● **Problem to work on**: The entries below are to be written out exactly, with no images included.

Start of Material for this task

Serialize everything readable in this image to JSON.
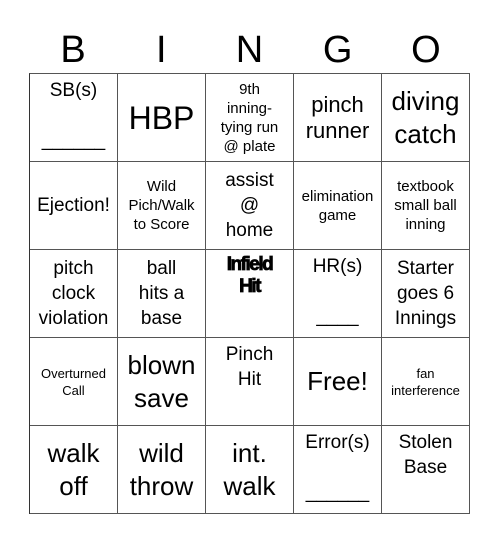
{
  "header": {
    "letters": [
      "B",
      "I",
      "N",
      "G",
      "O"
    ]
  },
  "cells": [
    {
      "text": "SB(s)\n\n______",
      "size": "m",
      "align": "top"
    },
    {
      "text": "HBP",
      "size": "xxl",
      "align": "center"
    },
    {
      "text": "9th\ninning-\ntying run\n@ plate",
      "size": "s",
      "align": "center"
    },
    {
      "text": "pinch\nrunner",
      "size": "l",
      "align": "center"
    },
    {
      "text": "diving\ncatch",
      "size": "xl",
      "align": "center"
    },
    {
      "text": "Ejection!",
      "size": "m",
      "align": "center"
    },
    {
      "text": "Wild\nPich/Walk\nto Score",
      "size": "s",
      "align": "center"
    },
    {
      "text": "assist\n@\nhome",
      "size": "m",
      "align": "center"
    },
    {
      "text": "elimination\ngame",
      "size": "s",
      "align": "center"
    },
    {
      "text": "textbook\nsmall ball\ninning",
      "size": "s",
      "align": "center"
    },
    {
      "text": "pitch\nclock\nviolation",
      "size": "m",
      "align": "center"
    },
    {
      "text": "ball\nhits a\nbase",
      "size": "m",
      "align": "center"
    },
    {
      "text": "Infield\nHit",
      "size": "heavy",
      "align": "top"
    },
    {
      "text": "HR(s)\n\n____",
      "size": "m",
      "align": "top"
    },
    {
      "text": "Starter\ngoes 6\nInnings",
      "size": "m",
      "align": "center"
    },
    {
      "text": "Overturned\nCall",
      "size": "xs",
      "align": "center"
    },
    {
      "text": "blown\nsave",
      "size": "xl",
      "align": "center"
    },
    {
      "text": "Pinch\nHit",
      "size": "m",
      "align": "top"
    },
    {
      "text": "Free!",
      "size": "xl",
      "align": "center"
    },
    {
      "text": "fan\ninterference",
      "size": "xs",
      "align": "center"
    },
    {
      "text": "walk\noff",
      "size": "xl",
      "align": "center"
    },
    {
      "text": "wild\nthrow",
      "size": "xl",
      "align": "center"
    },
    {
      "text": "int.\nwalk",
      "size": "xl",
      "align": "center"
    },
    {
      "text": "Error(s)\n\n______",
      "size": "m",
      "align": "top"
    },
    {
      "text": "Stolen\nBase",
      "size": "m",
      "align": "top"
    }
  ]
}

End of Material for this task

● **Answer space**:
Serialize everything readable in this image to JSON.
{
  "header": {
    "letters": [
      "B",
      "I",
      "N",
      "G",
      "O"
    ]
  },
  "cells": [
    {
      "text": "SB(s)\n\n______",
      "size": "m",
      "align": "top"
    },
    {
      "text": "HBP",
      "size": "xxl",
      "align": "center"
    },
    {
      "text": "9th\ninning-\ntying run\n@ plate",
      "size": "s",
      "align": "center"
    },
    {
      "text": "pinch\nrunner",
      "size": "l",
      "align": "center"
    },
    {
      "text": "diving\ncatch",
      "size": "xl",
      "align": "center"
    },
    {
      "text": "Ejection!",
      "size": "m",
      "align": "center"
    },
    {
      "text": "Wild\nPich/Walk\nto Score",
      "size": "s",
      "align": "center"
    },
    {
      "text": "assist\n@\nhome",
      "size": "m",
      "align": "center"
    },
    {
      "text": "elimination\ngame",
      "size": "s",
      "align": "center"
    },
    {
      "text": "textbook\nsmall ball\ninning",
      "size": "s",
      "align": "center"
    },
    {
      "text": "pitch\nclock\nviolation",
      "size": "m",
      "align": "center"
    },
    {
      "text": "ball\nhits a\nbase",
      "size": "m",
      "align": "center"
    },
    {
      "text": "Infield\nHit",
      "size": "heavy",
      "align": "top"
    },
    {
      "text": "HR(s)\n\n____",
      "size": "m",
      "align": "top"
    },
    {
      "text": "Starter\ngoes 6\nInnings",
      "size": "m",
      "align": "center"
    },
    {
      "text": "Overturned\nCall",
      "size": "xs",
      "align": "center"
    },
    {
      "text": "blown\nsave",
      "size": "xl",
      "align": "center"
    },
    {
      "text": "Pinch\nHit",
      "size": "m",
      "align": "top"
    },
    {
      "text": "Free!",
      "size": "xl",
      "align": "center"
    },
    {
      "text": "fan\ninterference",
      "size": "xs",
      "align": "center"
    },
    {
      "text": "walk\noff",
      "size": "xl",
      "align": "center"
    },
    {
      "text": "wild\nthrow",
      "size": "xl",
      "align": "center"
    },
    {
      "text": "int.\nwalk",
      "size": "xl",
      "align": "center"
    },
    {
      "text": "Error(s)\n\n______",
      "size": "m",
      "align": "top"
    },
    {
      "text": "Stolen\nBase",
      "size": "m",
      "align": "top"
    }
  ]
}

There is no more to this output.